Dataset items:
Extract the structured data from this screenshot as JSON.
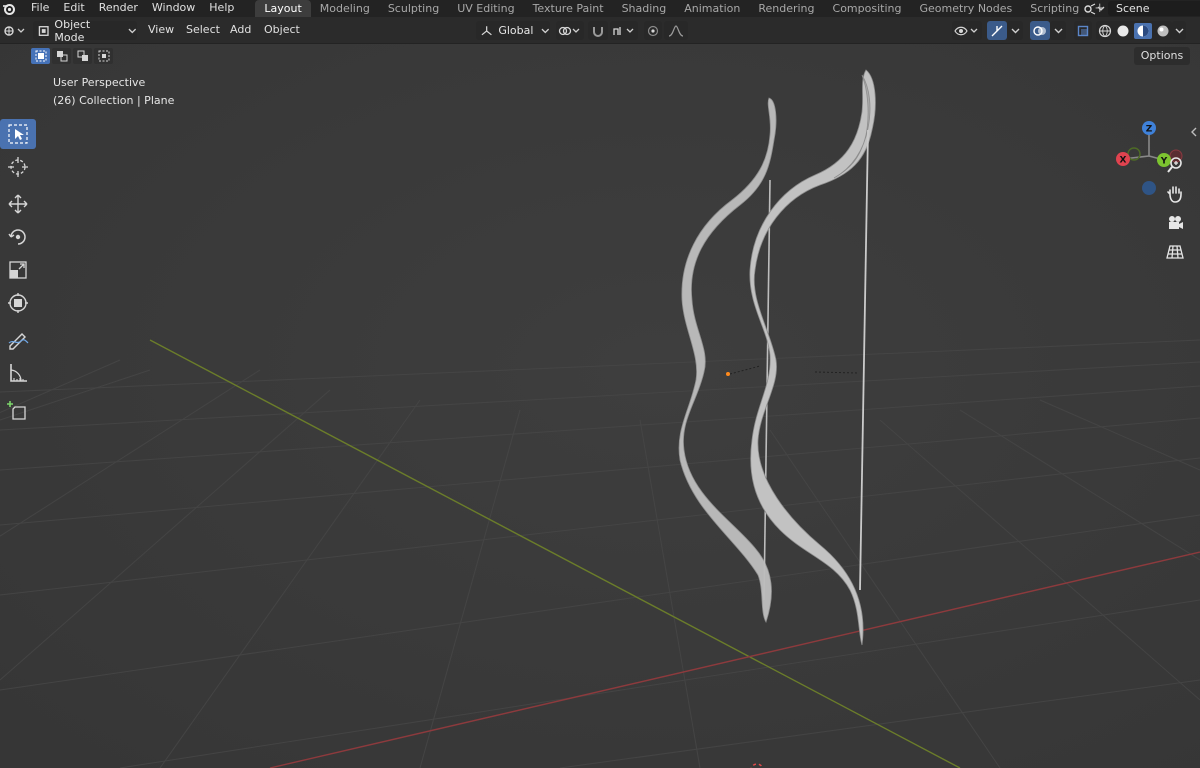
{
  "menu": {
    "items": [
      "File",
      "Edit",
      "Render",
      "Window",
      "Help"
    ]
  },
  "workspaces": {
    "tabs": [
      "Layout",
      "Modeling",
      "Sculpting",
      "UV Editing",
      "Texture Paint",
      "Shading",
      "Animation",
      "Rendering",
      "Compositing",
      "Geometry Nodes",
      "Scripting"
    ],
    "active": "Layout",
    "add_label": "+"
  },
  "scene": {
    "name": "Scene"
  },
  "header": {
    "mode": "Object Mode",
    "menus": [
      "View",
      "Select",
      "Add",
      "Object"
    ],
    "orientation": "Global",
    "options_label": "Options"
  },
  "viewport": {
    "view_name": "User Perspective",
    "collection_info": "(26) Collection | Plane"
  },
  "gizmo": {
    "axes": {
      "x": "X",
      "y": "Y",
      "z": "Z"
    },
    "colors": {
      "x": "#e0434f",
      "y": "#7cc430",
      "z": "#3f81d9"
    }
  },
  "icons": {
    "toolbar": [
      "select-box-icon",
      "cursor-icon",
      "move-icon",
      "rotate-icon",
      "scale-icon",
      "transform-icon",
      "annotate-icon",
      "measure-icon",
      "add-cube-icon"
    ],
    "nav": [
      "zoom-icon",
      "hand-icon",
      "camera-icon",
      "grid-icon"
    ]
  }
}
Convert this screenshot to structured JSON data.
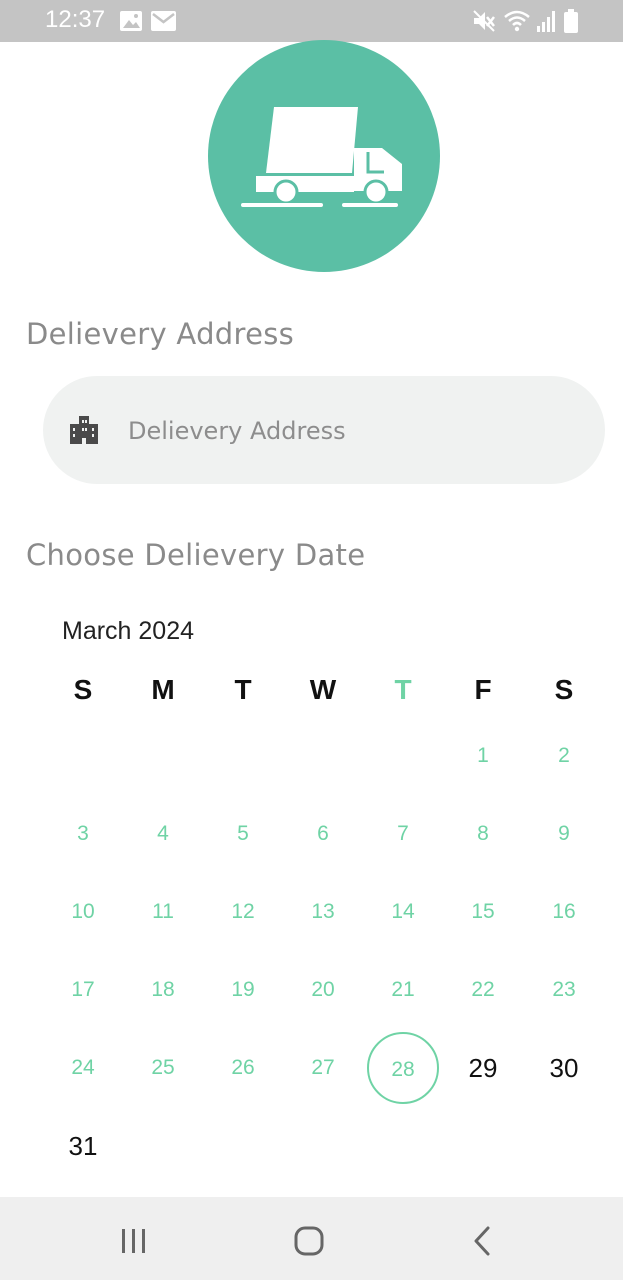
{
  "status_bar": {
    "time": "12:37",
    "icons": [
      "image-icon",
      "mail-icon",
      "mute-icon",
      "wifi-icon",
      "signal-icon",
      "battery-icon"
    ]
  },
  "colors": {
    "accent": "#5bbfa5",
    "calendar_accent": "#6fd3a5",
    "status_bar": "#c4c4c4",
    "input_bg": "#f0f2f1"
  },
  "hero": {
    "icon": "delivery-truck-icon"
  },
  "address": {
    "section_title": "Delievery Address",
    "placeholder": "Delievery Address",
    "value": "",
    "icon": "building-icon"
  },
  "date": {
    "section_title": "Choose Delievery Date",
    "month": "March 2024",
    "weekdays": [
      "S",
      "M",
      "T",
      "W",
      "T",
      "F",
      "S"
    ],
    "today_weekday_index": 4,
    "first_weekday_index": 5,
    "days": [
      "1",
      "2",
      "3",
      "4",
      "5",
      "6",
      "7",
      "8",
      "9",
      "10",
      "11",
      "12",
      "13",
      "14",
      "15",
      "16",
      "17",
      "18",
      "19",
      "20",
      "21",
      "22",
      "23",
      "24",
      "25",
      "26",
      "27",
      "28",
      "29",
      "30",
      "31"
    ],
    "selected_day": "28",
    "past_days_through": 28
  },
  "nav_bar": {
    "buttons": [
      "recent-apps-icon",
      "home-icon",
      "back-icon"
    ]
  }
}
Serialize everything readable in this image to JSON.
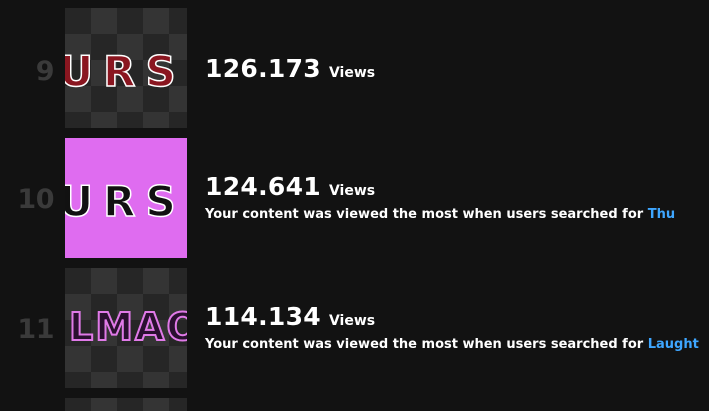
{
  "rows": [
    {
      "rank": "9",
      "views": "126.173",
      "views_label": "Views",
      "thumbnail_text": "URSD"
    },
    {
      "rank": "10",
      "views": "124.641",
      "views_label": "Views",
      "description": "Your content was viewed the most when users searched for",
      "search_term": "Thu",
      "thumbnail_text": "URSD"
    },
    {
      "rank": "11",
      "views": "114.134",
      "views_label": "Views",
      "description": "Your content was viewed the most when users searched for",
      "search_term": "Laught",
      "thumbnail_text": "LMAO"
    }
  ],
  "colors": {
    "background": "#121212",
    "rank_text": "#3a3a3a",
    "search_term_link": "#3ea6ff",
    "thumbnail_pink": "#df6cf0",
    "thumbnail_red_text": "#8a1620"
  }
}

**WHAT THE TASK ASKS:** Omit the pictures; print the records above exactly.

**RESULT OF THE TASK:**
Extract the structured data from this screenshot as JSON.
{
  "menu": {
    "items": [
      "File",
      "Edit",
      "Render",
      "Window",
      "Help"
    ]
  },
  "workspaces": {
    "tabs": [
      "Layout",
      "Modeling",
      "Sculpting",
      "UV Editing",
      "Texture Paint",
      "Shading",
      "Animation",
      "Rendering",
      "Compositing",
      "Geometry Nodes",
      "Scripting"
    ],
    "active": "Layout",
    "add_label": "+"
  },
  "scene": {
    "name": "Scene"
  },
  "header": {
    "mode": "Object Mode",
    "menus": [
      "View",
      "Select",
      "Add",
      "Object"
    ],
    "orientation": "Global",
    "options_label": "Options"
  },
  "viewport": {
    "view_name": "User Perspective",
    "collection_info": "(26) Collection | Plane"
  },
  "gizmo": {
    "axes": {
      "x": "X",
      "y": "Y",
      "z": "Z"
    },
    "colors": {
      "x": "#e0434f",
      "y": "#7cc430",
      "z": "#3f81d9"
    }
  },
  "icons": {
    "toolbar": [
      "select-box-icon",
      "cursor-icon",
      "move-icon",
      "rotate-icon",
      "scale-icon",
      "transform-icon",
      "annotate-icon",
      "measure-icon",
      "add-cube-icon"
    ],
    "nav": [
      "zoom-icon",
      "hand-icon",
      "camera-icon",
      "grid-icon"
    ]
  }
}
Convert this screenshot to structured JSON data.
{
  "status_bar": {
    "time": "12:37",
    "icons": [
      "image-icon",
      "mail-icon",
      "mute-icon",
      "wifi-icon",
      "signal-icon",
      "battery-icon"
    ]
  },
  "colors": {
    "accent": "#5bbfa5",
    "calendar_accent": "#6fd3a5",
    "status_bar": "#c4c4c4",
    "input_bg": "#f0f2f1"
  },
  "hero": {
    "icon": "delivery-truck-icon"
  },
  "address": {
    "section_title": "Delievery Address",
    "placeholder": "Delievery Address",
    "value": "",
    "icon": "building-icon"
  },
  "date": {
    "section_title": "Choose Delievery Date",
    "month": "March 2024",
    "weekdays": [
      "S",
      "M",
      "T",
      "W",
      "T",
      "F",
      "S"
    ],
    "today_weekday_index": 4,
    "first_weekday_index": 5,
    "days": [
      "1",
      "2",
      "3",
      "4",
      "5",
      "6",
      "7",
      "8",
      "9",
      "10",
      "11",
      "12",
      "13",
      "14",
      "15",
      "16",
      "17",
      "18",
      "19",
      "20",
      "21",
      "22",
      "23",
      "24",
      "25",
      "26",
      "27",
      "28",
      "29",
      "30",
      "31"
    ],
    "selected_day": "28",
    "past_days_through": 28
  },
  "nav_bar": {
    "buttons": [
      "recent-apps-icon",
      "home-icon",
      "back-icon"
    ]
  }
}
Serialize everything readable in this image to JSON.
{
  "rows": [
    {
      "rank": "9",
      "views": "126.173",
      "views_label": "Views",
      "thumbnail_text": "URSD"
    },
    {
      "rank": "10",
      "views": "124.641",
      "views_label": "Views",
      "description": "Your content was viewed the most when users searched for",
      "search_term": "Thu",
      "thumbnail_text": "URSD"
    },
    {
      "rank": "11",
      "views": "114.134",
      "views_label": "Views",
      "description": "Your content was viewed the most when users searched for",
      "search_term": "Laught",
      "thumbnail_text": "LMAO"
    }
  ],
  "colors": {
    "background": "#121212",
    "rank_text": "#3a3a3a",
    "search_term_link": "#3ea6ff",
    "thumbnail_pink": "#df6cf0",
    "thumbnail_red_text": "#8a1620"
  }
}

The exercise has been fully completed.